=== Section Start ===
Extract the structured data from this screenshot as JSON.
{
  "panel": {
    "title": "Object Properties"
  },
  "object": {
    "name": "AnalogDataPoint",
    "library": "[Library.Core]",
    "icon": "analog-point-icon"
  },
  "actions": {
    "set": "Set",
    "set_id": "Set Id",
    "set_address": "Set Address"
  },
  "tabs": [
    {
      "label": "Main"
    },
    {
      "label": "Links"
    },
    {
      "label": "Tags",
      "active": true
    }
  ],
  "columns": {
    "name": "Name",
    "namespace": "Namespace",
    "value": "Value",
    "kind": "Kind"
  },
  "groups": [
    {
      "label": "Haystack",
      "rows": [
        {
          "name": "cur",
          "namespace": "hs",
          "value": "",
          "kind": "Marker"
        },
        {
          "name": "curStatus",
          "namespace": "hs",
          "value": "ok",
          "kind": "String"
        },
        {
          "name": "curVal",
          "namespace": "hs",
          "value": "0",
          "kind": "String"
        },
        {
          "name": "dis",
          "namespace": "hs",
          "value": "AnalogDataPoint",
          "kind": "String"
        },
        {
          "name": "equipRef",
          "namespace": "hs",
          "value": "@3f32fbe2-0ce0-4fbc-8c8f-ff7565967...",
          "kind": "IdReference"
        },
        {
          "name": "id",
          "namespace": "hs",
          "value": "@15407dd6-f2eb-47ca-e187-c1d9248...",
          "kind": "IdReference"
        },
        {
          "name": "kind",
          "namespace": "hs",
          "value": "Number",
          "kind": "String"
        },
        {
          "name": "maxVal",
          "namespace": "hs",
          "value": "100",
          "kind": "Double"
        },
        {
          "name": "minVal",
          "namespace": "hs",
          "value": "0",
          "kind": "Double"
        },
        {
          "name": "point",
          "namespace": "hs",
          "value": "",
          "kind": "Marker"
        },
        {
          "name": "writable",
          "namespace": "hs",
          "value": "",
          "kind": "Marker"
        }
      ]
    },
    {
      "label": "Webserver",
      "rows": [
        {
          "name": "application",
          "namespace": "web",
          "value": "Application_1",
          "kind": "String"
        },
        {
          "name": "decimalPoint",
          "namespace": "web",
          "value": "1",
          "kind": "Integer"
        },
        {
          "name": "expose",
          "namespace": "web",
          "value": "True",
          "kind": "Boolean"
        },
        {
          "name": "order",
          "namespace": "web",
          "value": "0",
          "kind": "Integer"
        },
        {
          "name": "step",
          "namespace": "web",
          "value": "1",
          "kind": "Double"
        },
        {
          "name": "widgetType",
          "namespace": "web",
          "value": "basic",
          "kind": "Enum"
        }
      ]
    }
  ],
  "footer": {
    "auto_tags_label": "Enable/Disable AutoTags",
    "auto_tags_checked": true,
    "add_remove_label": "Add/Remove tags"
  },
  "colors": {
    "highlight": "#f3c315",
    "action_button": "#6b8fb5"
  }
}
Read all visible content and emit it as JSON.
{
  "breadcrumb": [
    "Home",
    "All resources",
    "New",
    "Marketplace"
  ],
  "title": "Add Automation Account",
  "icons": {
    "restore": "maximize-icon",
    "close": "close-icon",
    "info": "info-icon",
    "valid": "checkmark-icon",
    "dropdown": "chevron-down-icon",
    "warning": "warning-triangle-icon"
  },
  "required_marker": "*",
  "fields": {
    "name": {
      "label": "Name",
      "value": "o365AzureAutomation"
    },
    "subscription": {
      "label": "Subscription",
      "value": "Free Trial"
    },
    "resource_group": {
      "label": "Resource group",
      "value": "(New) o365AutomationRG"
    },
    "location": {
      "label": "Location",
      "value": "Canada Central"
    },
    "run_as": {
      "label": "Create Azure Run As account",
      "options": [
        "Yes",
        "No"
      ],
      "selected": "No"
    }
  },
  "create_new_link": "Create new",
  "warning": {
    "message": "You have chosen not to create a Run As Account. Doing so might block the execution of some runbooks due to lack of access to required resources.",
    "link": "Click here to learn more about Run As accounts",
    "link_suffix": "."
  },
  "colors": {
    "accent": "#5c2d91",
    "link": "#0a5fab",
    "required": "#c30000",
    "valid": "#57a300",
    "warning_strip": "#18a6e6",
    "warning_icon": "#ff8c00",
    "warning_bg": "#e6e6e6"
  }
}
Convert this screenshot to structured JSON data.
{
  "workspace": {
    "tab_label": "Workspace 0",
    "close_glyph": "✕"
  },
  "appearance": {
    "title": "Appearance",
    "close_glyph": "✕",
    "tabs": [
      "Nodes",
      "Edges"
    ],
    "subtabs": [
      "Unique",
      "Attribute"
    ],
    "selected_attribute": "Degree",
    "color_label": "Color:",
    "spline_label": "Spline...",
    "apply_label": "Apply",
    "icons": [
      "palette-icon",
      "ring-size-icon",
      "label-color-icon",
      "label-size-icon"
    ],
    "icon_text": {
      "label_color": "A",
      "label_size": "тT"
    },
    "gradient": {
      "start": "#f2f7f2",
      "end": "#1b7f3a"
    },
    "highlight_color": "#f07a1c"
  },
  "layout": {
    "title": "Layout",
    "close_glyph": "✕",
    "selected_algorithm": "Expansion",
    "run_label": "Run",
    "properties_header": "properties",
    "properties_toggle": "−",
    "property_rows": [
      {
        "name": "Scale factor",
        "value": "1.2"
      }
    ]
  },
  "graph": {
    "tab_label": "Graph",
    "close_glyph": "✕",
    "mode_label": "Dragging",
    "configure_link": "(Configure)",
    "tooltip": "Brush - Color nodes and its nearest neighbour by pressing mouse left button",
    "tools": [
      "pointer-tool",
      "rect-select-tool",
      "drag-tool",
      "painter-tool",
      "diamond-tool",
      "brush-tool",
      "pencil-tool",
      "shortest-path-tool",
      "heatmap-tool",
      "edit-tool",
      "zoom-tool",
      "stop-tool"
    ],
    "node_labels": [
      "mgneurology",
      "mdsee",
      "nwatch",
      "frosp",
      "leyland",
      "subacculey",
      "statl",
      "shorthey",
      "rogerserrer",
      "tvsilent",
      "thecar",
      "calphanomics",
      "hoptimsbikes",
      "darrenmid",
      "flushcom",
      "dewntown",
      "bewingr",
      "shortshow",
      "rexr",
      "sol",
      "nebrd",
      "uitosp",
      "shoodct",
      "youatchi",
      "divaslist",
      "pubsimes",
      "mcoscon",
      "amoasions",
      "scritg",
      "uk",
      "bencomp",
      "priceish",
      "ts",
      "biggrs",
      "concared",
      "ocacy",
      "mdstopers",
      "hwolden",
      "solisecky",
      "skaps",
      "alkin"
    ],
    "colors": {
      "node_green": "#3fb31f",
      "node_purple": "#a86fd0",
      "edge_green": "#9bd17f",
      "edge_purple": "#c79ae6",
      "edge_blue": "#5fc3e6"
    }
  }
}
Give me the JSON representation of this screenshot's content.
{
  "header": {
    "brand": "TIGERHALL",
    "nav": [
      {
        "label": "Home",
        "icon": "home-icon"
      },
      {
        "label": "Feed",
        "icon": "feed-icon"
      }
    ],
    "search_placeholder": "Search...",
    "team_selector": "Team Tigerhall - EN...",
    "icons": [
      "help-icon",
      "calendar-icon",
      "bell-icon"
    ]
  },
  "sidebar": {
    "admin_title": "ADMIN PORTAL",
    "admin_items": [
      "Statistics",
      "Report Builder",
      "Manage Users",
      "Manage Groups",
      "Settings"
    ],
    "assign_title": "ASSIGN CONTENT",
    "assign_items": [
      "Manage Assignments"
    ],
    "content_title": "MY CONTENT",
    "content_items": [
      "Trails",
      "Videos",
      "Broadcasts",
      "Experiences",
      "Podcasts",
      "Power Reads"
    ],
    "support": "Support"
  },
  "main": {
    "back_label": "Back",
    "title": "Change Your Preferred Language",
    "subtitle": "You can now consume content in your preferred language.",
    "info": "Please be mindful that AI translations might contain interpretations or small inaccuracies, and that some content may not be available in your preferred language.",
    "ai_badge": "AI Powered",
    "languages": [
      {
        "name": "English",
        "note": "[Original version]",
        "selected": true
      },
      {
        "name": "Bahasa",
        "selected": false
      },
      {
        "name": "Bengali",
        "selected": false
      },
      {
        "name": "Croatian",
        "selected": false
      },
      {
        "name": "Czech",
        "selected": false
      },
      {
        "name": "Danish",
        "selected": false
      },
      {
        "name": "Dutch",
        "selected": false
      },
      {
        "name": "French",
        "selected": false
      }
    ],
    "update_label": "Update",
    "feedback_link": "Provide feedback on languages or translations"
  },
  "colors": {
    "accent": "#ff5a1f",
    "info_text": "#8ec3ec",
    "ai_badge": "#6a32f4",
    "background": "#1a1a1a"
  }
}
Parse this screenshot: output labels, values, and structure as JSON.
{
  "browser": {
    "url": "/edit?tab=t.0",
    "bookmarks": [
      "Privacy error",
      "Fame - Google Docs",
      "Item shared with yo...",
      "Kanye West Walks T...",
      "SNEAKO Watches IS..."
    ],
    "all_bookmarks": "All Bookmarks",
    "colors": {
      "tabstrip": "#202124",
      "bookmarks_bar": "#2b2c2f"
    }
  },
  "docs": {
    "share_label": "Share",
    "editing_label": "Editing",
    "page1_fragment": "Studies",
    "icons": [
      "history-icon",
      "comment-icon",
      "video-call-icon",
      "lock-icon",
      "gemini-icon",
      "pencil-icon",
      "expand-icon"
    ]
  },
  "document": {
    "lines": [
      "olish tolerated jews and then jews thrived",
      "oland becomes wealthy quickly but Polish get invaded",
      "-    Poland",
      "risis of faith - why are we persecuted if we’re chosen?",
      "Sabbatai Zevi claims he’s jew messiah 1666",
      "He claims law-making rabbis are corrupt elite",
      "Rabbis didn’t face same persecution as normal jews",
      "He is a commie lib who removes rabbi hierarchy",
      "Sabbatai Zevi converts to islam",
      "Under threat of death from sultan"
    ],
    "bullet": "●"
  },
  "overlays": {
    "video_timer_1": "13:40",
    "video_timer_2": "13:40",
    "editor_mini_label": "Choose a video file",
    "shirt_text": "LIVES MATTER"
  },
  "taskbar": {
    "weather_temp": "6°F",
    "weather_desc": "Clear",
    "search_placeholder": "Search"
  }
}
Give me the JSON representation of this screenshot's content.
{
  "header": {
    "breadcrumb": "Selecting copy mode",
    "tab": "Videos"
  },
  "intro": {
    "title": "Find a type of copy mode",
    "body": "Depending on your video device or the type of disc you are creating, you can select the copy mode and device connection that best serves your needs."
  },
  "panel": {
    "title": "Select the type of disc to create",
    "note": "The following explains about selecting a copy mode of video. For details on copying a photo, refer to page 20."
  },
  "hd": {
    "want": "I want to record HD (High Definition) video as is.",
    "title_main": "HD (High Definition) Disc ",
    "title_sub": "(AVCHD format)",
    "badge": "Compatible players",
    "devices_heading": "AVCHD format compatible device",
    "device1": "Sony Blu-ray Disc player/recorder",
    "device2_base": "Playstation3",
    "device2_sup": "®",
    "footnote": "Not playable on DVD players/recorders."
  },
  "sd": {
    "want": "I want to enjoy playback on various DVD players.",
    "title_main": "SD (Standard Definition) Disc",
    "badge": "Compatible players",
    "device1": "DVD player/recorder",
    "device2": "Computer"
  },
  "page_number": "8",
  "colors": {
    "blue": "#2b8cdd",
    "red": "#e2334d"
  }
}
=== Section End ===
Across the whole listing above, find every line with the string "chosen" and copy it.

> _ANSWER_:
    "message": "You have chosen not to create a Run As Account. Doing so might block the execution of some runbooks due to lack of access to required resources.",
      "risis of faith - why are we persecuted if we’re chosen?",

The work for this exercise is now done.